The Who’s Quadrophenia album is and always has been one of my very favorites. Pete Townsend outdid himself penning the lyrics of a youth named Jimmy from a working class background. Growing up, I was not always the happy go lucky person I am as an adult. My joyful life came at a high price I had to pay when I was very young. Discovering great music like The Who’s Quadrophenia was my way to jump off a speeding train to hell.
Discovering the character of Jimmy, as written about in the lyrics of Pete Townsend, I found someone I could certainly relate. The struggles of youth often spring from the same sources, family, school, the expectations of adults, the perception of peers, and the daunting thing staring back at all of us when we’re teenagers: the future.
Jimmy’s frustrations, failures, defensive reactions, misguided loyalties, and general sense of alienation from all around him was something that hit home and hit hard. That these stories came at me in the form of hard rocking songs by The Who made each feel like a personal relief. I often wondered if anybody in my life could see The Real Me. That the song “The Real Me” is a pulse pounding rock and roll song, complete with John Entwistle’s driving melodic bass runs, Roger Daltrey belting like there’s no tomorrow, Keith Moon’s frenetic drumming, and Townsend’s neurotic guitar riffing gave me a tremendous catharsis as I sang along to my record.

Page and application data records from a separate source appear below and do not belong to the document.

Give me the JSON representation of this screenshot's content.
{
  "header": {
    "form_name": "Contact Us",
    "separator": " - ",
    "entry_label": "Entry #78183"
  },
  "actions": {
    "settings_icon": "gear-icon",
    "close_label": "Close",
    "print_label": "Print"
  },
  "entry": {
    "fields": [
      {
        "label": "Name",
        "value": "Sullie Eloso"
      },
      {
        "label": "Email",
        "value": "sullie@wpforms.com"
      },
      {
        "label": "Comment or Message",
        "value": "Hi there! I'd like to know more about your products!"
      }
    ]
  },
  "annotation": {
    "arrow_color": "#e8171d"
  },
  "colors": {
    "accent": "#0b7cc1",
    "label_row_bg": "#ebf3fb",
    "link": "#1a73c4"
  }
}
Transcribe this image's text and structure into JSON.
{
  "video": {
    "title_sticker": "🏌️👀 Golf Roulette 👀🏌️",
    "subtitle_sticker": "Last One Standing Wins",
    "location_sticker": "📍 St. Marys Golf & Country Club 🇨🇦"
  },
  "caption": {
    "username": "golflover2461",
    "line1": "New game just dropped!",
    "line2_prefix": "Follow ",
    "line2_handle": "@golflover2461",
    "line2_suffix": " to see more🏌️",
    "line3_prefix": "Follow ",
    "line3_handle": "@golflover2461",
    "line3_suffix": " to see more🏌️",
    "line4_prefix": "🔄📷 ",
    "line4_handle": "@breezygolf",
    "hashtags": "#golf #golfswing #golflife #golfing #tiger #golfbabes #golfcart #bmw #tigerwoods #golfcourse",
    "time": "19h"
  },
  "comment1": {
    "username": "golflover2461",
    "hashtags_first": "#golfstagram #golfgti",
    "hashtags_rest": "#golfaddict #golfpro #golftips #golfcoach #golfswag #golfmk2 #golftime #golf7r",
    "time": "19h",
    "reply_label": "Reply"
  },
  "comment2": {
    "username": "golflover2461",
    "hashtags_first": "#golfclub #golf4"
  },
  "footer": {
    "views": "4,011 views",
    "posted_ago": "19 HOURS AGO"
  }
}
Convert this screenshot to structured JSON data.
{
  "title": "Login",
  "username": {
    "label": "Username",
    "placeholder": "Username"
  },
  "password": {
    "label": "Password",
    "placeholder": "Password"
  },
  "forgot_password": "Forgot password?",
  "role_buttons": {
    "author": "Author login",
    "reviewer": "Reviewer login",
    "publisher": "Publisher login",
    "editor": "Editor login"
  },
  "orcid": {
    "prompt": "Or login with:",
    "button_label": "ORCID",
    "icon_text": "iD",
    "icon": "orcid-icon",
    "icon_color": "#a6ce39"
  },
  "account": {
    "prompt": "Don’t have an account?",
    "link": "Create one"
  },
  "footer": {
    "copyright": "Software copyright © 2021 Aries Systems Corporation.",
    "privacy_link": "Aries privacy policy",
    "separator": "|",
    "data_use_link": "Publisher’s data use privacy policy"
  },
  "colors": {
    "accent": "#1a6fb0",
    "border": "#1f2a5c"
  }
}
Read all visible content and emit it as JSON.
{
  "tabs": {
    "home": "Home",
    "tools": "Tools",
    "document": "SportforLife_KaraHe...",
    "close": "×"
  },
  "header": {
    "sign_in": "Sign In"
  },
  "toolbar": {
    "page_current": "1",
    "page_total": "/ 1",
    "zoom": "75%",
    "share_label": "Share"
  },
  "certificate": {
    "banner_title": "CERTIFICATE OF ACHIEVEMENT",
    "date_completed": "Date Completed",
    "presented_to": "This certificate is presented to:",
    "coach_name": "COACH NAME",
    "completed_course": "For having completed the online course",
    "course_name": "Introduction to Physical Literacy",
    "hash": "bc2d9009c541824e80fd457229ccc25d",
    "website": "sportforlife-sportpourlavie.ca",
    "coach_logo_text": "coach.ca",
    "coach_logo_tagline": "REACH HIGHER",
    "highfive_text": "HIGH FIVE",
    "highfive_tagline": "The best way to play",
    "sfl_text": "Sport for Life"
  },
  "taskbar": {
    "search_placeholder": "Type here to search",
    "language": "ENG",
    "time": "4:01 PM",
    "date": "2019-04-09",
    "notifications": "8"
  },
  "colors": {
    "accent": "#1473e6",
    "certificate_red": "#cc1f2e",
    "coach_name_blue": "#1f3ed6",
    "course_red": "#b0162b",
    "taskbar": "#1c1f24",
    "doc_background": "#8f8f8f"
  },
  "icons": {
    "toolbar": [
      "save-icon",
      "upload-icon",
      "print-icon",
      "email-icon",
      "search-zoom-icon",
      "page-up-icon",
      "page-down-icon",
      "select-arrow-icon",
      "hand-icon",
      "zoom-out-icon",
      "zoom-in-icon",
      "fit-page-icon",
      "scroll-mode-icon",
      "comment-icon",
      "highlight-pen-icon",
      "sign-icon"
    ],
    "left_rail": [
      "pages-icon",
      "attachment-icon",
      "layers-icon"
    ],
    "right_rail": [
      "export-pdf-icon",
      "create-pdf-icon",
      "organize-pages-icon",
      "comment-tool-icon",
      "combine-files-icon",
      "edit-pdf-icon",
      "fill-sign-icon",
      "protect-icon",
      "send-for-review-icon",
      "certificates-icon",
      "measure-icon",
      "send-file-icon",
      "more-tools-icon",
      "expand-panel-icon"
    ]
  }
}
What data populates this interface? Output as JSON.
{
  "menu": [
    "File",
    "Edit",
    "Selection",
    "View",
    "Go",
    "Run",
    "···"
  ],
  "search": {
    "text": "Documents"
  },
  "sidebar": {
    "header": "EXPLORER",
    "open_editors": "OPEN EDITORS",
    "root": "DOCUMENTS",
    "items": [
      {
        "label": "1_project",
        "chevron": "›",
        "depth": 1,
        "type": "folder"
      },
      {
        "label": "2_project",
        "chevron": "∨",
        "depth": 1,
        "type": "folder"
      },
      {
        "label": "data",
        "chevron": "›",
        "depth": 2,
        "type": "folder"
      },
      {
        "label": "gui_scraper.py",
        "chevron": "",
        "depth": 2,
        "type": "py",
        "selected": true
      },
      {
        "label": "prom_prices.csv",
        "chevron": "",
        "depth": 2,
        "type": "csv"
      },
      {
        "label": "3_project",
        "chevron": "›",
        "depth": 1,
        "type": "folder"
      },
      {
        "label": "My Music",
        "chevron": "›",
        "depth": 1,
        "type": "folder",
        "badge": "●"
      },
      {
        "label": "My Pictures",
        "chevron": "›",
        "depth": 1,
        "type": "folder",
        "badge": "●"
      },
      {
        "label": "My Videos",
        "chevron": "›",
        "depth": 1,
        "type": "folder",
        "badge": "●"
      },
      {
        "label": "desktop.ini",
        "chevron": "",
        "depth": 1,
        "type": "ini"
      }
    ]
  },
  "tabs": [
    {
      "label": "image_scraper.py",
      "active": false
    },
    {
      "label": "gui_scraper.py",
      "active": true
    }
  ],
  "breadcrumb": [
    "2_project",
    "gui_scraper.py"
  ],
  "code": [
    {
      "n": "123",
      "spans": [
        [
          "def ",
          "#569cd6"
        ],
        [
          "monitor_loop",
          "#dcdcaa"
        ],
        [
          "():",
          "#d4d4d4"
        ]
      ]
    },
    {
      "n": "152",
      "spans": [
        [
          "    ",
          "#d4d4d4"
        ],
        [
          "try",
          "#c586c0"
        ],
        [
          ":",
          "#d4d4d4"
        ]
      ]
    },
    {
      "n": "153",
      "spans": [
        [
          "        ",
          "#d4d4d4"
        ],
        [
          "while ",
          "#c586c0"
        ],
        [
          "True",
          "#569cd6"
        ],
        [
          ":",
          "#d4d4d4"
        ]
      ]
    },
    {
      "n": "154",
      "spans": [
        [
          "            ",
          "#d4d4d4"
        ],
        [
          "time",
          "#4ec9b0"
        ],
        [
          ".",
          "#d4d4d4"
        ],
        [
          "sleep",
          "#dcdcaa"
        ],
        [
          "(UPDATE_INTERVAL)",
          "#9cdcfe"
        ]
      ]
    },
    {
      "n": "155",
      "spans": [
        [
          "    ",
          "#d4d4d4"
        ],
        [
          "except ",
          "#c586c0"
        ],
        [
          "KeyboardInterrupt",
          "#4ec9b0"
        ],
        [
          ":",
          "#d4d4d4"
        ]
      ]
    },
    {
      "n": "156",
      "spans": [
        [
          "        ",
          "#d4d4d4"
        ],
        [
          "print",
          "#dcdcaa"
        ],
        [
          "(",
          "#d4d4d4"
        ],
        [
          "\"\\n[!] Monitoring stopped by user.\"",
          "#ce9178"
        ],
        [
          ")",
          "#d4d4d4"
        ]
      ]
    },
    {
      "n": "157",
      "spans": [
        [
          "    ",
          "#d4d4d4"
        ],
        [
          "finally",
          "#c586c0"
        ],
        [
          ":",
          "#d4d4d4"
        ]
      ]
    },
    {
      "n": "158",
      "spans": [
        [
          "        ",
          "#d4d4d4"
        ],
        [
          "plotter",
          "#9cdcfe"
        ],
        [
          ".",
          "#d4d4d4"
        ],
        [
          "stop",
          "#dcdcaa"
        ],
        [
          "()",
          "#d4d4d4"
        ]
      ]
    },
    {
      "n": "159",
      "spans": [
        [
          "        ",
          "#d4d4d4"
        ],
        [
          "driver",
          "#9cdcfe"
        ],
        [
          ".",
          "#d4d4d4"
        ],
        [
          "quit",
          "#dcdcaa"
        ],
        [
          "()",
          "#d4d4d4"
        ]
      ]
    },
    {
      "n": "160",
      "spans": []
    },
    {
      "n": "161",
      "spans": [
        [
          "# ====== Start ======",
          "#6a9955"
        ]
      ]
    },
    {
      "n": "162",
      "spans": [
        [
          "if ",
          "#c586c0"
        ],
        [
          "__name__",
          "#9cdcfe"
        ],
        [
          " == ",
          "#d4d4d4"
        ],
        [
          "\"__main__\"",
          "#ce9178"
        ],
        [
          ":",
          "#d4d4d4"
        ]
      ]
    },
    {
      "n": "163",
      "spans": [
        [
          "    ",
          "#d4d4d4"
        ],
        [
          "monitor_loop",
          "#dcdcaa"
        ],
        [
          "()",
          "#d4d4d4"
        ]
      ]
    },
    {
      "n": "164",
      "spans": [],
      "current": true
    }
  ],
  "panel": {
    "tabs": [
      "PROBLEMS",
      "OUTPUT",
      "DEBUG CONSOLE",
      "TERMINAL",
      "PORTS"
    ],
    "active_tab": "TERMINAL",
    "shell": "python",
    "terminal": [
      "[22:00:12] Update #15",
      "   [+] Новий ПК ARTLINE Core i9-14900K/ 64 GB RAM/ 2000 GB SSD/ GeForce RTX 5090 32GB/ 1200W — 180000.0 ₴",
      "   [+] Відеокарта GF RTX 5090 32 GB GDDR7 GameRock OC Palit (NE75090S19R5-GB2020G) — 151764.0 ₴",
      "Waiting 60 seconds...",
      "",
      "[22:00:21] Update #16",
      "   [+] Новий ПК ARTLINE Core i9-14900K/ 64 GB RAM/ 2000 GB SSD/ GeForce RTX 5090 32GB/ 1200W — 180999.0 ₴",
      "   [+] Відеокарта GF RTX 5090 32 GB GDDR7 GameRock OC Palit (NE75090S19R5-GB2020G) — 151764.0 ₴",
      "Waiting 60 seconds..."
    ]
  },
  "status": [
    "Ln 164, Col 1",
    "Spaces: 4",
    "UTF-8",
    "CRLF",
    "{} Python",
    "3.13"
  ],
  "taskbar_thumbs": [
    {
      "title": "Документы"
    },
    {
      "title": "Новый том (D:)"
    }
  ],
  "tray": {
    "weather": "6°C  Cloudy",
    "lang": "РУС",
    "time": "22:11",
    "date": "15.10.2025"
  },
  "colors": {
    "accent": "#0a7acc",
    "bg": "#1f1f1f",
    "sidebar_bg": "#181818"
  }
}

To this day, I cannot get through the album without feeling misty eyed by the end. So, please, join with me in enjoying this sure to be fantastic recreation of The Who’s Quadrophenia.